What is a Healthcare Proxy?

A healthcare proxy or healthcare power of attorney is a legal document that can name you, the parent, as your adult child’s “medical agent.” If your adult child is unable to make medical decisions, a healthcare power of attorney lets you make those decisions on your child’s behalf.

Without a healthcare proxy document, a parent may have to petition a court to be named as the child’s guardian or conservator – at a stressful time when healthcare decisions may have to be made quickly.

Preparing a healthcare proxy in advance for your adult child can give a parent genuine peace of mind. When your child turns 18, ask an estate planning lawyer to prepare a healthcare proxy document for your child.

What is a Living Will?

A living will is very different from a last will and testament, and it is also somewhat different from a healthcare proxy or medical power of attorney. In most states, you can express your detailed wishes for end-of-life care in a living will document.

However, Massachusetts is one of the few states that does not recognize living wills. If you prepare a living will in Massachusetts, there is nothing in this state’s laws that obligates your medical providers to adhere to your instructions.

You can, however, spell out some instructions to your medical agent in your healthcare proxy. What’s important is to name an agent you trust to protect you and your interests – someone like a parent, for example.

What is a FERPA Waiver?

When a child turns 18, he or she genuinely must have a HIPAA waiver, a durable power of attorney, and a healthcare proxy prepared by a Massachusetts estate planning attorney. A FERPA waiver, however, is optional, but your family may choose to prepare such a document.

The Family Educational Rights and Privacy Act (FERPA) keeps educational records – grades, test results, and disciplinary actions – private.
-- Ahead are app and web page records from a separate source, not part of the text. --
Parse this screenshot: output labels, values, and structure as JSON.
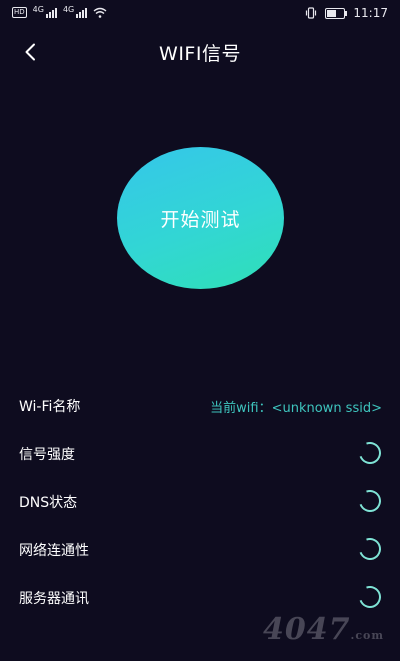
{
  "status_bar": {
    "hd_left": "HD",
    "net1": "4G",
    "net2": "4G",
    "time": "11:17"
  },
  "header": {
    "title": "WIFI信号"
  },
  "start_button": {
    "label": "开始测试"
  },
  "rows": [
    {
      "label": "Wi-Fi名称",
      "value": "当前wifi：<unknown ssid>"
    },
    {
      "label": "信号强度"
    },
    {
      "label": "DNS状态"
    },
    {
      "label": "网络连通性"
    },
    {
      "label": "服务器通讯"
    }
  ],
  "watermark": {
    "text": "4047",
    "suffix": ".com"
  },
  "colors": {
    "background": "#0e0c1f",
    "accent": "#3ec5be",
    "button_gradient_start": "#35c6ea",
    "button_gradient_end": "#2fe0b6"
  }
}
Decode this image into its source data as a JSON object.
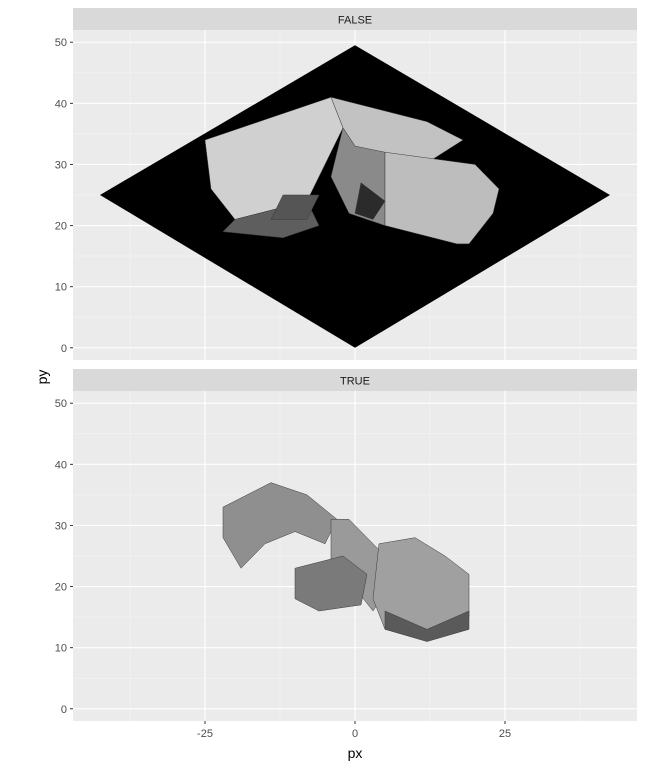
{
  "chart_data": {
    "type": "heatmap",
    "description_free": true,
    "xlabel": "px",
    "ylabel": "py",
    "xlim": [
      -47,
      47
    ],
    "ylim": [
      -2,
      52
    ],
    "x_ticks": [
      -25,
      0,
      25
    ],
    "x_tick_labels": [
      "-25",
      "0",
      "25"
    ],
    "y_ticks": [
      0,
      10,
      20,
      30,
      40,
      50
    ],
    "y_tick_labels": [
      "0",
      "10",
      "20",
      "30",
      "40",
      "50"
    ],
    "grid": true,
    "legend": "none",
    "facets": [
      {
        "strip_label": "FALSE",
        "ground_plane": [
          [
            0,
            0
          ],
          [
            42.5,
            25
          ],
          [
            0,
            49.5
          ],
          [
            -42.5,
            25
          ]
        ],
        "blocks": [
          {
            "x": [
              -25,
              -4,
              -2,
              -8,
              -20,
              -24
            ],
            "y": [
              34,
              41,
              36,
              24,
              21,
              26
            ],
            "shade": "#d0d0d0"
          },
          {
            "x": [
              -4,
              12,
              18,
              10,
              0,
              -2
            ],
            "y": [
              41,
              37,
              34,
              29,
              33,
              36
            ],
            "shade": "#c2c2c2"
          },
          {
            "x": [
              -2,
              0,
              5,
              5,
              -1,
              -4
            ],
            "y": [
              36,
              33,
              32,
              20,
              22,
              28
            ],
            "shade": "#8a8a8a"
          },
          {
            "x": [
              5,
              20,
              24,
              23,
              19,
              17,
              5
            ],
            "y": [
              32,
              30,
              26,
              22,
              17,
              17,
              20
            ],
            "shade": "#bdbdbd"
          },
          {
            "x": [
              -20,
              -8,
              -6,
              -12,
              -22
            ],
            "y": [
              21,
              24,
              20,
              18,
              19
            ],
            "shade": "#5e5e5e"
          },
          {
            "x": [
              -12,
              -6,
              -8,
              -14
            ],
            "y": [
              25,
              25,
              21,
              21
            ],
            "shade": "#555555"
          },
          {
            "x": [
              1,
              5,
              3,
              0
            ],
            "y": [
              27,
              24,
              21,
              22
            ],
            "shade": "#2b2b2b"
          }
        ]
      },
      {
        "strip_label": "TRUE",
        "ground_plane": [],
        "blocks": [
          {
            "x": [
              -22,
              -14,
              -8,
              -3,
              -5,
              -10,
              -15,
              -19,
              -22
            ],
            "y": [
              33,
              37,
              35,
              31,
              27,
              29,
              27,
              23,
              28
            ],
            "shade": "#8f8f8f"
          },
          {
            "x": [
              -4,
              -1,
              1,
              5,
              7,
              3,
              -1,
              -4
            ],
            "y": [
              31,
              31,
              29,
              25,
              22,
              16,
              21,
              24
            ],
            "shade": "#9a9a9a"
          },
          {
            "x": [
              -10,
              -2,
              2,
              1,
              -6,
              -10
            ],
            "y": [
              23,
              25,
              22,
              17,
              16,
              18
            ],
            "shade": "#7a7a7a"
          },
          {
            "x": [
              4,
              10,
              15,
              19,
              19,
              12,
              5,
              3
            ],
            "y": [
              27,
              28,
              25,
              22,
              15,
              12,
              13,
              18
            ],
            "shade": "#a0a0a0"
          },
          {
            "x": [
              5,
              12,
              19,
              19,
              12,
              5
            ],
            "y": [
              16,
              13,
              16,
              13,
              11,
              13
            ],
            "shade": "#5a5a5a"
          }
        ]
      }
    ]
  }
}
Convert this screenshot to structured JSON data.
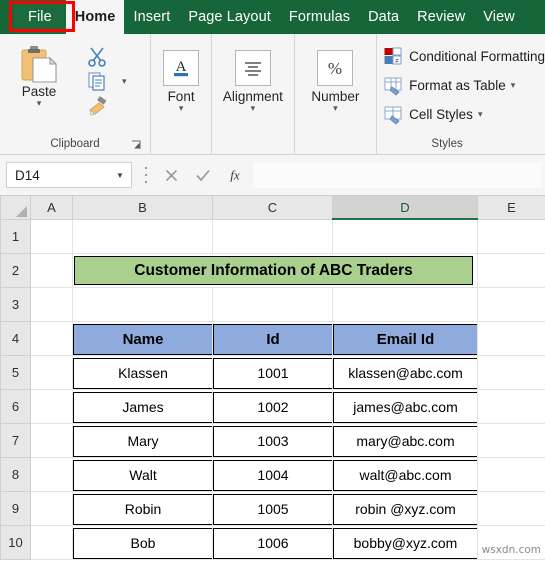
{
  "ribbon": {
    "tabs": [
      {
        "label": "File",
        "id": "file",
        "active": false
      },
      {
        "label": "Home",
        "id": "home",
        "active": true
      },
      {
        "label": "Insert",
        "id": "insert",
        "active": false
      },
      {
        "label": "Page Layout",
        "id": "page-layout",
        "active": false
      },
      {
        "label": "Formulas",
        "id": "formulas",
        "active": false
      },
      {
        "label": "Data",
        "id": "data",
        "active": false
      },
      {
        "label": "Review",
        "id": "review",
        "active": false
      },
      {
        "label": "View",
        "id": "view",
        "active": false
      }
    ],
    "highlight_color": "#ff0000",
    "groups": {
      "clipboard": {
        "label": "Clipboard",
        "paste_label": "Paste",
        "icons": [
          "paste-icon",
          "cut-scissors-icon",
          "copy-icon",
          "format-painter-icon",
          "dialog-launcher-icon"
        ]
      },
      "font": {
        "label": "Font",
        "icon": "font-letter-a-icon"
      },
      "alignment": {
        "label": "Alignment",
        "icon": "align-center-icon"
      },
      "number": {
        "label": "Number",
        "icon": "percent-icon"
      },
      "styles": {
        "label": "Styles",
        "items": [
          {
            "label": "Conditional Formatting",
            "icon": "conditional-formatting-icon",
            "caret": false
          },
          {
            "label": "Format as Table",
            "icon": "format-as-table-icon",
            "caret": true
          },
          {
            "label": "Cell Styles",
            "icon": "cell-styles-icon",
            "caret": true
          }
        ]
      }
    }
  },
  "formula_bar": {
    "name_box_value": "D14",
    "name_box_placeholder": "Name Box",
    "formula_value": "",
    "formula_placeholder": "",
    "cancel_icon": "cancel-x-icon",
    "enter_icon": "enter-check-icon",
    "function_icon": "insert-function-fx-icon"
  },
  "grid": {
    "columns": [
      "A",
      "B",
      "C",
      "D",
      "E"
    ],
    "selected_column": "D",
    "rows": [
      "1",
      "2",
      "3",
      "4",
      "5",
      "6",
      "7",
      "8",
      "9",
      "10"
    ]
  },
  "sheet": {
    "title_banner": {
      "text": "Customer Information of ABC Traders",
      "fill": "#a9d08e",
      "row": "2"
    },
    "table": {
      "header_fill": "#8faadc",
      "headers": [
        "Name",
        "Id",
        "Email Id"
      ],
      "rows": [
        {
          "name": "Klassen",
          "id": "1001",
          "email": "klassen@abc.com"
        },
        {
          "name": "James",
          "id": "1002",
          "email": "james@abc.com"
        },
        {
          "name": "Mary",
          "id": "1003",
          "email": "mary@abc.com"
        },
        {
          "name": "Walt",
          "id": "1004",
          "email": "walt@abc.com"
        },
        {
          "name": "Robin",
          "id": "1005",
          "email": "robin @xyz.com"
        },
        {
          "name": "Bob",
          "id": "1006",
          "email": "bobby@xyz.com"
        }
      ]
    }
  },
  "watermark": {
    "text": "wsxdn.com"
  }
}
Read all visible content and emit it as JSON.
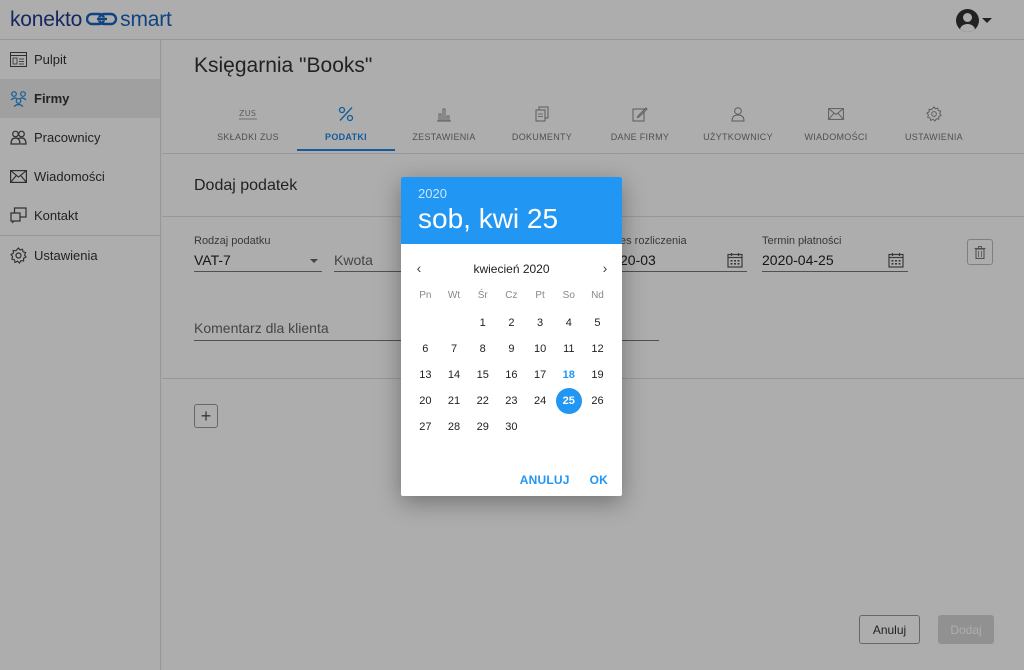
{
  "header": {
    "logo_part1": "konekto",
    "logo_part2": "smart",
    "account_icon": "account-circle-icon"
  },
  "sidebar": {
    "items": [
      {
        "label": "Pulpit",
        "icon": "dashboard-icon"
      },
      {
        "label": "Firmy",
        "icon": "companies-icon",
        "active": true
      },
      {
        "label": "Pracownicy",
        "icon": "employees-icon"
      },
      {
        "label": "Wiadomości",
        "icon": "mail-icon"
      },
      {
        "label": "Kontakt",
        "icon": "contact-icon"
      },
      {
        "label": "Ustawienia",
        "icon": "settings-icon"
      }
    ]
  },
  "main": {
    "page_title": "Księgarnia \"Books\"",
    "tabs": [
      {
        "label": "SKŁADKI ZUS",
        "icon": "zus-icon"
      },
      {
        "label": "PODATKI",
        "icon": "percent-icon",
        "active": true
      },
      {
        "label": "ZESTAWIENIA",
        "icon": "bar-chart-icon"
      },
      {
        "label": "DOKUMENTY",
        "icon": "documents-icon"
      },
      {
        "label": "DANE FIRMY",
        "icon": "edit-icon"
      },
      {
        "label": "UŻYTKOWNICY",
        "icon": "user-icon"
      },
      {
        "label": "WIADOMOŚCI",
        "icon": "mail-icon"
      },
      {
        "label": "USTAWIENIA",
        "icon": "gear-icon"
      }
    ],
    "section_title": "Dodaj podatek",
    "form": {
      "tax_type_label": "Rodzaj podatku",
      "tax_type_value": "VAT-7",
      "amount_placeholder": "Kwota",
      "period_label": "es rozliczenia",
      "period_value": "20-03",
      "due_label": "Termin płatności",
      "due_value": "2020-04-25",
      "comment_placeholder": "Komentarz dla klienta"
    },
    "cancel_label": "Anuluj",
    "add_label": "Dodaj"
  },
  "datepicker": {
    "year": "2020",
    "selected_display": "sob, kwi 25",
    "month_label": "kwiecień 2020",
    "weekdays": [
      "Pn",
      "Wt",
      "Śr",
      "Cz",
      "Pt",
      "So",
      "Nd"
    ],
    "weeks": [
      [
        "",
        "",
        "1",
        "2",
        "3",
        "4",
        "5"
      ],
      [
        "6",
        "7",
        "8",
        "9",
        "10",
        "11",
        "12"
      ],
      [
        "13",
        "14",
        "15",
        "16",
        "17",
        "18",
        "19"
      ],
      [
        "20",
        "21",
        "22",
        "23",
        "24",
        "25",
        "26"
      ],
      [
        "27",
        "28",
        "29",
        "30",
        "",
        "",
        ""
      ]
    ],
    "today": "18",
    "selected": "25",
    "cancel_label": "ANULUJ",
    "ok_label": "OK",
    "accent_color": "#2196f3"
  }
}
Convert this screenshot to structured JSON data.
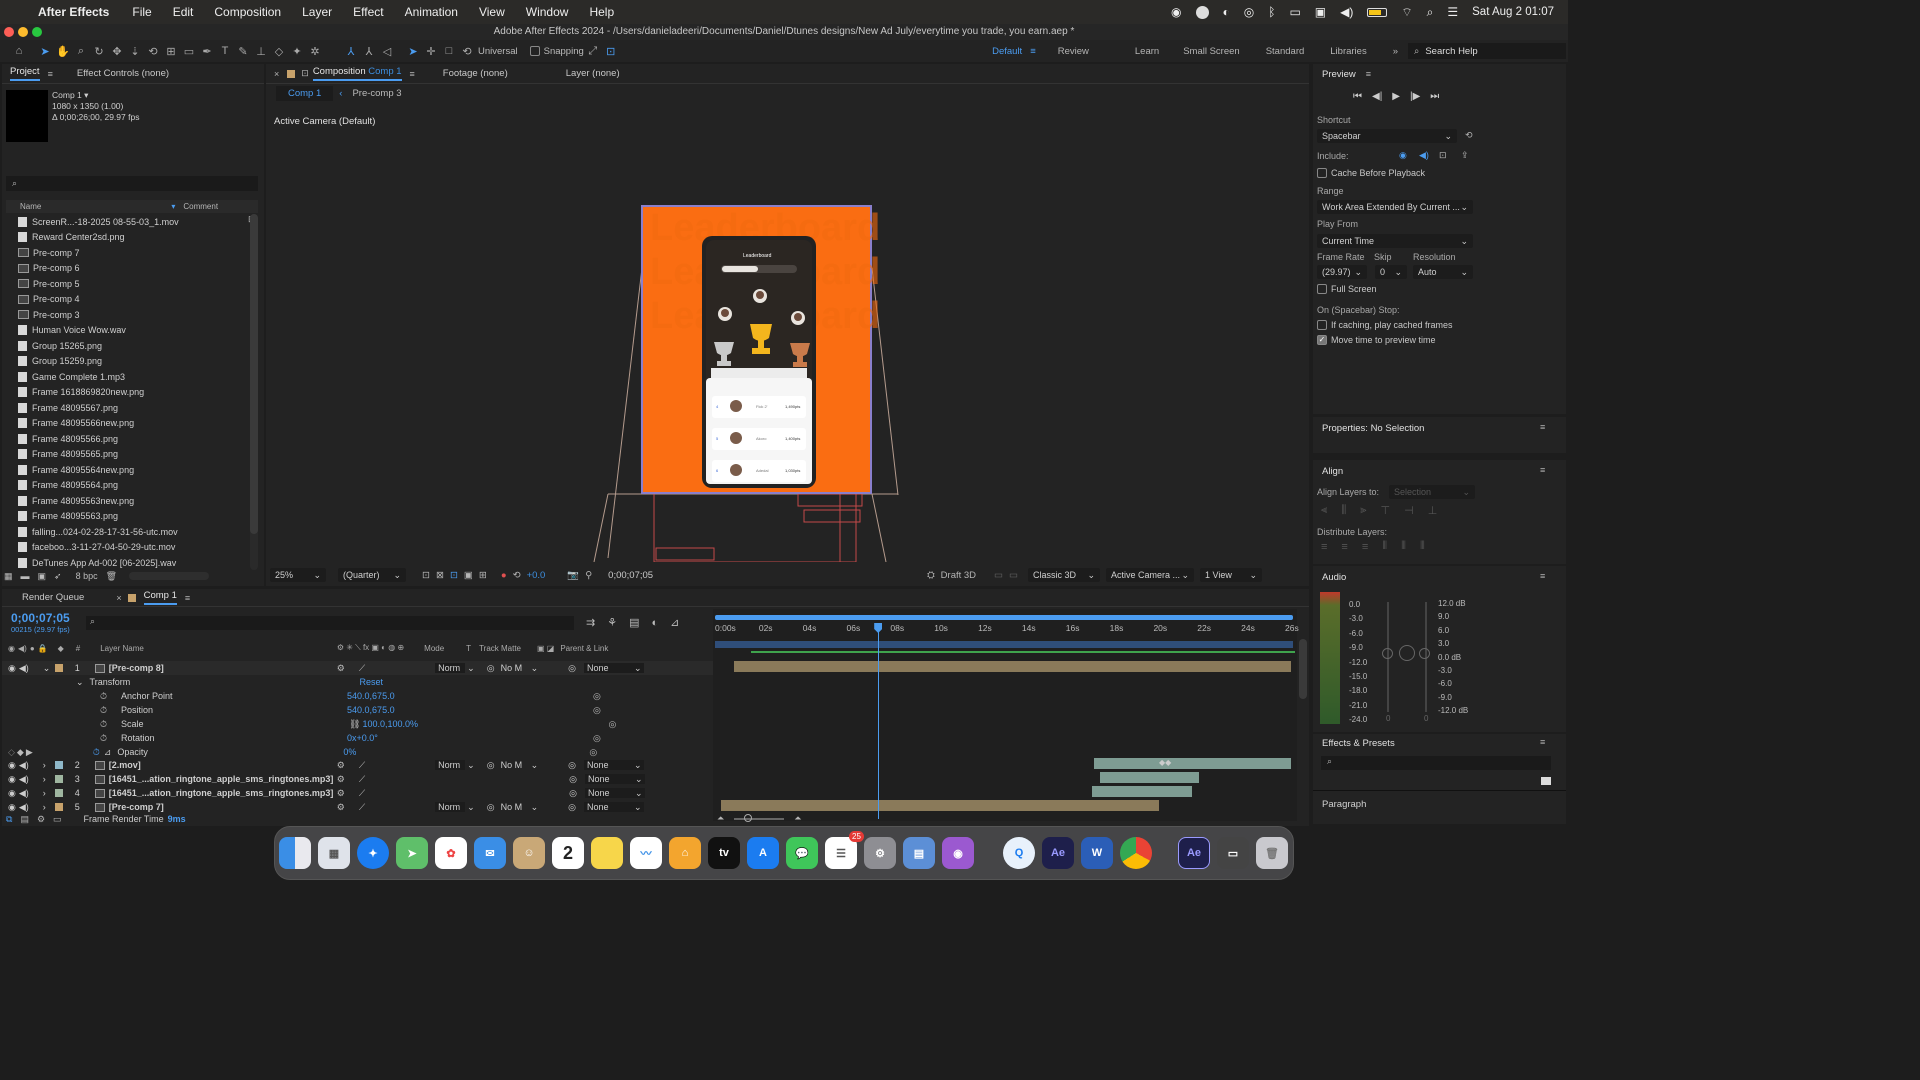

It lets parents access these records and request corrections, and it determines who else may see these records while your child is still a minor.

When your child turns 18 (or enters a college or university at any age), that child’s academic record is exclusively his or hers, even if you pay the tuition. Colleges and universities will not release records to a parent without a student’s consent – a FERPA waiver.

Many parents insist on a FERPA waiver in order to stay involved in their child’s education. Others assume that their child’s education, after the child turns 18, is up to the child. Discuss the FERPA waiver with your adult child and decide together what is best for your own family.

What’s Important to Remember?

Your child will always be your child, but when your child turns 18, he or she is an adult according to the law.

Obtaining the signatures and preparing the documents that you may need if an emergency arises is simply the smart thing to do. It also provides an outstanding opportunity to discuss your adult child’s personal concerns, goals, and expectations.

To learn more about these documents or to prepare the documents and make them legally binding, schedule a consultation with a Melrose estate planning lawyer before your child turns 18. If your child is already an adult, the time to schedule that consultation is now.